TASK PROMPT:
Give back the data exactly, with no images.

DATA SECTION Block Start

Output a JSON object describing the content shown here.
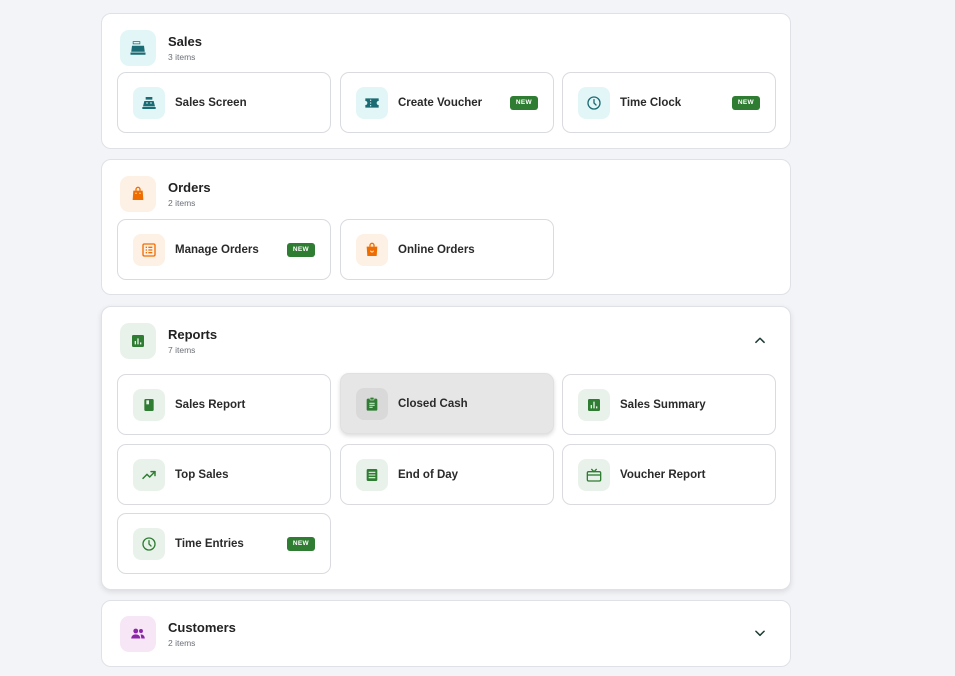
{
  "colors": {
    "sales_accent": "#1a6b73",
    "orders_accent": "#ef6c00",
    "reports_accent": "#2e7d32",
    "customers_accent": "#8e24aa",
    "badge_bg": "#2e7d32"
  },
  "sections": {
    "sales": {
      "title": "Sales",
      "count": "3 items",
      "icon": "cash-register-icon",
      "items": [
        {
          "label": "Sales Screen",
          "icon": "cash-register-icon",
          "badge": ""
        },
        {
          "label": "Create Voucher",
          "icon": "ticket-icon",
          "badge": "NEW"
        },
        {
          "label": "Time Clock",
          "icon": "clock-icon",
          "badge": "NEW"
        }
      ]
    },
    "orders": {
      "title": "Orders",
      "count": "2 items",
      "icon": "shopping-bag-icon",
      "items": [
        {
          "label": "Manage Orders",
          "icon": "order-list-icon",
          "badge": "NEW"
        },
        {
          "label": "Online Orders",
          "icon": "shopping-bag-icon",
          "badge": ""
        }
      ]
    },
    "reports": {
      "title": "Reports",
      "count": "7 items",
      "icon": "bar-chart-icon",
      "expanded": true,
      "items": [
        {
          "label": "Sales Report",
          "icon": "book-icon",
          "badge": ""
        },
        {
          "label": "Closed Cash",
          "icon": "clipboard-icon",
          "badge": "",
          "active": true
        },
        {
          "label": "Sales Summary",
          "icon": "bar-chart-icon",
          "badge": ""
        },
        {
          "label": "Top Sales",
          "icon": "trending-up-icon",
          "badge": ""
        },
        {
          "label": "End of Day",
          "icon": "document-list-icon",
          "badge": ""
        },
        {
          "label": "Voucher Report",
          "icon": "gift-card-icon",
          "badge": ""
        },
        {
          "label": "Time Entries",
          "icon": "clock-icon",
          "badge": "NEW"
        }
      ]
    },
    "customers": {
      "title": "Customers",
      "count": "2 items",
      "icon": "people-icon",
      "expanded": false
    }
  }
}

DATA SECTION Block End

ANSWER SECTION:
Output a JSON object describing the content shown here.
{
  "colors": {
    "sales_accent": "#1a6b73",
    "orders_accent": "#ef6c00",
    "reports_accent": "#2e7d32",
    "customers_accent": "#8e24aa",
    "badge_bg": "#2e7d32"
  },
  "sections": {
    "sales": {
      "title": "Sales",
      "count": "3 items",
      "icon": "cash-register-icon",
      "items": [
        {
          "label": "Sales Screen",
          "icon": "cash-register-icon",
          "badge": ""
        },
        {
          "label": "Create Voucher",
          "icon": "ticket-icon",
          "badge": "NEW"
        },
        {
          "label": "Time Clock",
          "icon": "clock-icon",
          "badge": "NEW"
        }
      ]
    },
    "orders": {
      "title": "Orders",
      "count": "2 items",
      "icon": "shopping-bag-icon",
      "items": [
        {
          "label": "Manage Orders",
          "icon": "order-list-icon",
          "badge": "NEW"
        },
        {
          "label": "Online Orders",
          "icon": "shopping-bag-icon",
          "badge": ""
        }
      ]
    },
    "reports": {
      "title": "Reports",
      "count": "7 items",
      "icon": "bar-chart-icon",
      "expanded": true,
      "items": [
        {
          "label": "Sales Report",
          "icon": "book-icon",
          "badge": ""
        },
        {
          "label": "Closed Cash",
          "icon": "clipboard-icon",
          "badge": "",
          "active": true
        },
        {
          "label": "Sales Summary",
          "icon": "bar-chart-icon",
          "badge": ""
        },
        {
          "label": "Top Sales",
          "icon": "trending-up-icon",
          "badge": ""
        },
        {
          "label": "End of Day",
          "icon": "document-list-icon",
          "badge": ""
        },
        {
          "label": "Voucher Report",
          "icon": "gift-card-icon",
          "badge": ""
        },
        {
          "label": "Time Entries",
          "icon": "clock-icon",
          "badge": "NEW"
        }
      ]
    },
    "customers": {
      "title": "Customers",
      "count": "2 items",
      "icon": "people-icon",
      "expanded": false
    }
  }
}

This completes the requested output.